## Exercise aim
Verbatim copy without pictures. Please print every entry as it stands.

--- Task material ---

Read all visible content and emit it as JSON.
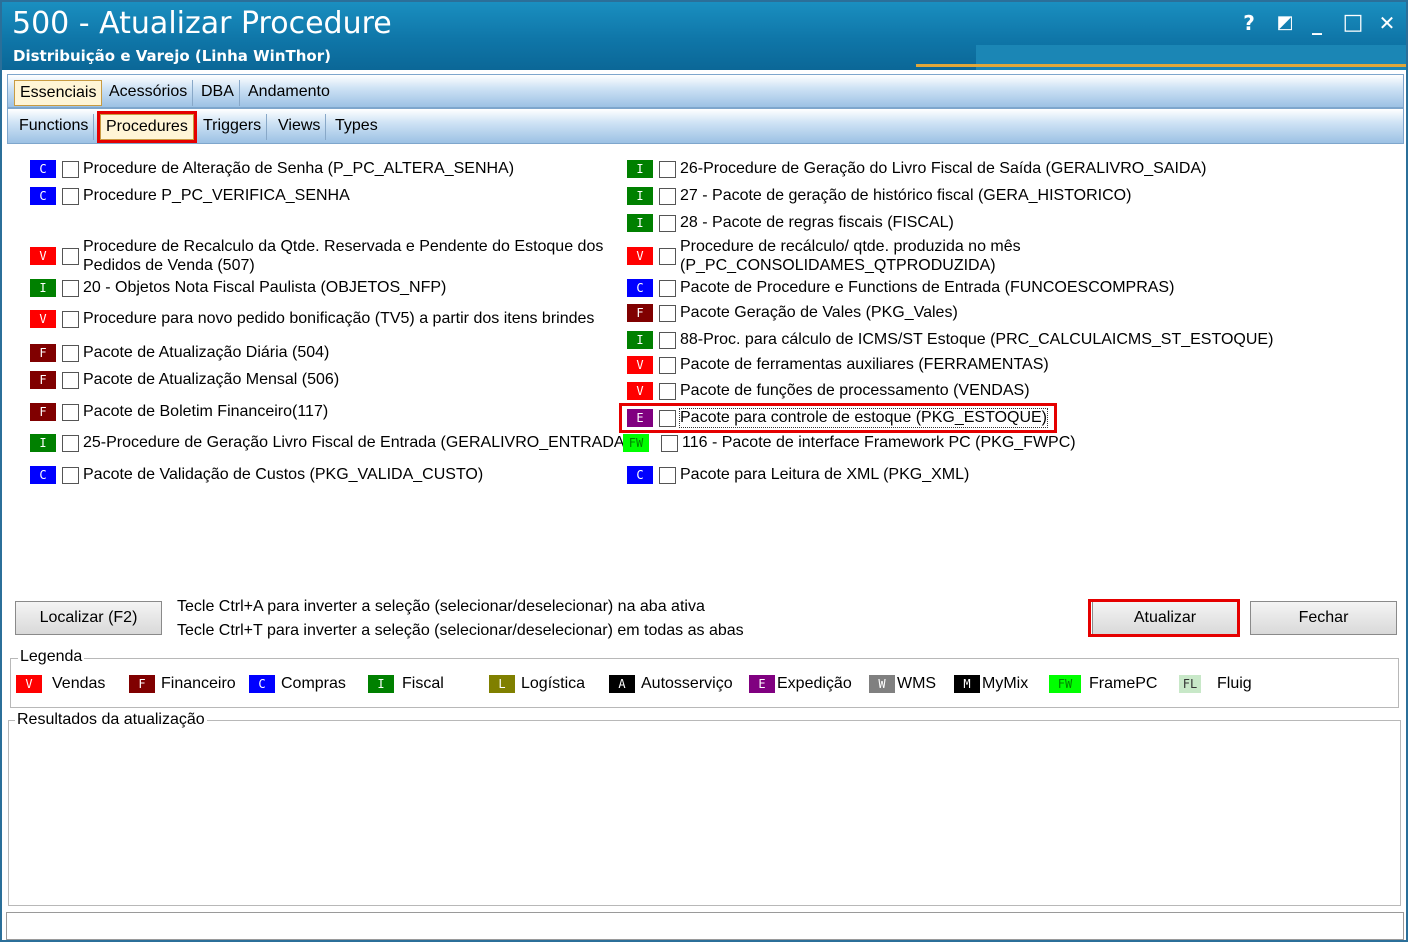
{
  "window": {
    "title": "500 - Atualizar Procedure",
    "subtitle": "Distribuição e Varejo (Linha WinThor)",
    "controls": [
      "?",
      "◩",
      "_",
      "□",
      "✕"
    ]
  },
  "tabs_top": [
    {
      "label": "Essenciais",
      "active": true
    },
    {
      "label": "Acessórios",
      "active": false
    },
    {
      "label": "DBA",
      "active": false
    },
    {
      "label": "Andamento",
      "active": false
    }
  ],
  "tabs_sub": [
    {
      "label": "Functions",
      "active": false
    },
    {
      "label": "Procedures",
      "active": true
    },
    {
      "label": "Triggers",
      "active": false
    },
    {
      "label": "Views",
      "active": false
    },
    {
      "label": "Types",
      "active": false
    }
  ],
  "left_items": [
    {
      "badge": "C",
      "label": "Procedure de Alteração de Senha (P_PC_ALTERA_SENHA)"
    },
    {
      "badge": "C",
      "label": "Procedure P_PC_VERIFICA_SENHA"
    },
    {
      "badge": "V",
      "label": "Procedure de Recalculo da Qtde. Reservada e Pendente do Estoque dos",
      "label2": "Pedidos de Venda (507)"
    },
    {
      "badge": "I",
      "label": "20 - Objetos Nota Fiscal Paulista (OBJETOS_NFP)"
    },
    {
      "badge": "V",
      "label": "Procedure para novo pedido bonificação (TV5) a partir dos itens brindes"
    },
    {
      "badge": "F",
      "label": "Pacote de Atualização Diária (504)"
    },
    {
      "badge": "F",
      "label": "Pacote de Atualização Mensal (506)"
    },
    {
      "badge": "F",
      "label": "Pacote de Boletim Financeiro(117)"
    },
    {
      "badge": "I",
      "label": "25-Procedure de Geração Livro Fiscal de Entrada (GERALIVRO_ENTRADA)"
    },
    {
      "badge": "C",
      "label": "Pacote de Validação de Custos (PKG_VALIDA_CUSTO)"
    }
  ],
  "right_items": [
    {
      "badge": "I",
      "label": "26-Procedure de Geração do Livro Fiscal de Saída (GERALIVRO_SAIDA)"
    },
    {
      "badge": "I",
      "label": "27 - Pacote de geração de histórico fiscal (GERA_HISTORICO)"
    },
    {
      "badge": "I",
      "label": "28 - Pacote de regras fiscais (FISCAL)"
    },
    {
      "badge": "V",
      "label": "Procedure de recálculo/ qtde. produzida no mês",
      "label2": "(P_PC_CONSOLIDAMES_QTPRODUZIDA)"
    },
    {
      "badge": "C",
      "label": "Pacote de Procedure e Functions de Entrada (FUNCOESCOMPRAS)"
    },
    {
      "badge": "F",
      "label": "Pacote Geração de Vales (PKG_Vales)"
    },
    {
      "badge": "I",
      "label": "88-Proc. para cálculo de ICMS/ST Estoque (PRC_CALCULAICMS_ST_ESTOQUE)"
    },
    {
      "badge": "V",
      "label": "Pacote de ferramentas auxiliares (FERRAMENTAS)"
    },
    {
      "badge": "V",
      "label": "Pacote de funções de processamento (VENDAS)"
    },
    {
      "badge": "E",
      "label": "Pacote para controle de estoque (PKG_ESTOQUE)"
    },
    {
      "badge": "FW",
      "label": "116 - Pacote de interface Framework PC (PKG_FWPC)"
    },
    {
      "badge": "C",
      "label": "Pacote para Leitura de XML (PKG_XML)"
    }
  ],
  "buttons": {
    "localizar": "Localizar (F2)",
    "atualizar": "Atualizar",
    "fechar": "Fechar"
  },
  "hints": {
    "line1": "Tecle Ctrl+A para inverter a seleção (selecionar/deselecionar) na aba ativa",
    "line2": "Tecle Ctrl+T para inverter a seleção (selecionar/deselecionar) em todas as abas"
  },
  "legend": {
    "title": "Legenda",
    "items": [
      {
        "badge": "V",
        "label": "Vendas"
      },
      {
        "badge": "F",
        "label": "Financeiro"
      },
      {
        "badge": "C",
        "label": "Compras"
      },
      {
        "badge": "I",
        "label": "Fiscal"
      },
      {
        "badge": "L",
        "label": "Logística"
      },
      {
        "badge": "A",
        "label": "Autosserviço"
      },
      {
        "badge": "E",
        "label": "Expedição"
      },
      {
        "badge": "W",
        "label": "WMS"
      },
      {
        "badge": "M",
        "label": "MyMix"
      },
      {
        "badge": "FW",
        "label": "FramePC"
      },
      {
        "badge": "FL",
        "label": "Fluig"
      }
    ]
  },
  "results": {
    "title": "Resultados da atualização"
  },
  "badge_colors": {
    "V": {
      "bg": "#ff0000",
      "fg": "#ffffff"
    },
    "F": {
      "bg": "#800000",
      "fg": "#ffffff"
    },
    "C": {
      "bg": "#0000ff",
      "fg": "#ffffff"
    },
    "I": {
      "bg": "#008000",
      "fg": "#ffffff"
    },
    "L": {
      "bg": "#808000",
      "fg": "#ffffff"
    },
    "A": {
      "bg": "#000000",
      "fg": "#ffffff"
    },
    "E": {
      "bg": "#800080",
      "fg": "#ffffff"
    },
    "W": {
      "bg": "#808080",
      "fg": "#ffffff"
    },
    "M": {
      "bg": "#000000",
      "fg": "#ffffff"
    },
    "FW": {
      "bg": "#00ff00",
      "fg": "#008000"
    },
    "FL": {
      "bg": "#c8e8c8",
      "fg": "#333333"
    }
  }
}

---

## Solution
Read all visible content and emit it as JSON.
{
  "window": {
    "title": "500 - Atualizar Procedure",
    "subtitle": "Distribuição e Varejo (Linha WinThor)",
    "controls": [
      "?",
      "◩",
      "_",
      "□",
      "✕"
    ]
  },
  "tabs_top": [
    {
      "label": "Essenciais",
      "active": true
    },
    {
      "label": "Acessórios",
      "active": false
    },
    {
      "label": "DBA",
      "active": false
    },
    {
      "label": "Andamento",
      "active": false
    }
  ],
  "tabs_sub": [
    {
      "label": "Functions",
      "active": false
    },
    {
      "label": "Procedures",
      "active": true
    },
    {
      "label": "Triggers",
      "active": false
    },
    {
      "label": "Views",
      "active": false
    },
    {
      "label": "Types",
      "active": false
    }
  ],
  "left_items": [
    {
      "badge": "C",
      "label": "Procedure de Alteração de Senha (P_PC_ALTERA_SENHA)"
    },
    {
      "badge": "C",
      "label": "Procedure P_PC_VERIFICA_SENHA"
    },
    {
      "badge": "V",
      "label": "Procedure de Recalculo da Qtde. Reservada e Pendente do Estoque dos",
      "label2": "Pedidos de Venda (507)"
    },
    {
      "badge": "I",
      "label": "20 - Objetos Nota Fiscal Paulista (OBJETOS_NFP)"
    },
    {
      "badge": "V",
      "label": "Procedure para novo pedido bonificação (TV5) a partir dos itens brindes"
    },
    {
      "badge": "F",
      "label": "Pacote de Atualização Diária (504)"
    },
    {
      "badge": "F",
      "label": "Pacote de Atualização Mensal (506)"
    },
    {
      "badge": "F",
      "label": "Pacote de Boletim Financeiro(117)"
    },
    {
      "badge": "I",
      "label": "25-Procedure de Geração Livro Fiscal de Entrada (GERALIVRO_ENTRADA)"
    },
    {
      "badge": "C",
      "label": "Pacote de Validação de Custos (PKG_VALIDA_CUSTO)"
    }
  ],
  "right_items": [
    {
      "badge": "I",
      "label": "26-Procedure de Geração do Livro Fiscal de Saída (GERALIVRO_SAIDA)"
    },
    {
      "badge": "I",
      "label": "27 - Pacote de geração de histórico fiscal (GERA_HISTORICO)"
    },
    {
      "badge": "I",
      "label": "28 - Pacote de regras fiscais (FISCAL)"
    },
    {
      "badge": "V",
      "label": "Procedure de recálculo/ qtde. produzida no mês",
      "label2": "(P_PC_CONSOLIDAMES_QTPRODUZIDA)"
    },
    {
      "badge": "C",
      "label": "Pacote de Procedure e Functions de Entrada (FUNCOESCOMPRAS)"
    },
    {
      "badge": "F",
      "label": "Pacote Geração de Vales (PKG_Vales)"
    },
    {
      "badge": "I",
      "label": "88-Proc. para cálculo de ICMS/ST Estoque (PRC_CALCULAICMS_ST_ESTOQUE)"
    },
    {
      "badge": "V",
      "label": "Pacote de ferramentas auxiliares (FERRAMENTAS)"
    },
    {
      "badge": "V",
      "label": "Pacote de funções de processamento (VENDAS)"
    },
    {
      "badge": "E",
      "label": "Pacote para controle de estoque (PKG_ESTOQUE)"
    },
    {
      "badge": "FW",
      "label": "116 - Pacote de interface Framework PC (PKG_FWPC)"
    },
    {
      "badge": "C",
      "label": "Pacote para Leitura de XML (PKG_XML)"
    }
  ],
  "buttons": {
    "localizar": "Localizar (F2)",
    "atualizar": "Atualizar",
    "fechar": "Fechar"
  },
  "hints": {
    "line1": "Tecle Ctrl+A para inverter a seleção (selecionar/deselecionar) na aba ativa",
    "line2": "Tecle Ctrl+T para inverter a seleção (selecionar/deselecionar) em todas as abas"
  },
  "legend": {
    "title": "Legenda",
    "items": [
      {
        "badge": "V",
        "label": "Vendas"
      },
      {
        "badge": "F",
        "label": "Financeiro"
      },
      {
        "badge": "C",
        "label": "Compras"
      },
      {
        "badge": "I",
        "label": "Fiscal"
      },
      {
        "badge": "L",
        "label": "Logística"
      },
      {
        "badge": "A",
        "label": "Autosserviço"
      },
      {
        "badge": "E",
        "label": "Expedição"
      },
      {
        "badge": "W",
        "label": "WMS"
      },
      {
        "badge": "M",
        "label": "MyMix"
      },
      {
        "badge": "FW",
        "label": "FramePC"
      },
      {
        "badge": "FL",
        "label": "Fluig"
      }
    ]
  },
  "results": {
    "title": "Resultados da atualização"
  },
  "badge_colors": {
    "V": {
      "bg": "#ff0000",
      "fg": "#ffffff"
    },
    "F": {
      "bg": "#800000",
      "fg": "#ffffff"
    },
    "C": {
      "bg": "#0000ff",
      "fg": "#ffffff"
    },
    "I": {
      "bg": "#008000",
      "fg": "#ffffff"
    },
    "L": {
      "bg": "#808000",
      "fg": "#ffffff"
    },
    "A": {
      "bg": "#000000",
      "fg": "#ffffff"
    },
    "E": {
      "bg": "#800080",
      "fg": "#ffffff"
    },
    "W": {
      "bg": "#808080",
      "fg": "#ffffff"
    },
    "M": {
      "bg": "#000000",
      "fg": "#ffffff"
    },
    "FW": {
      "bg": "#00ff00",
      "fg": "#008000"
    },
    "FL": {
      "bg": "#c8e8c8",
      "fg": "#333333"
    }
  }
}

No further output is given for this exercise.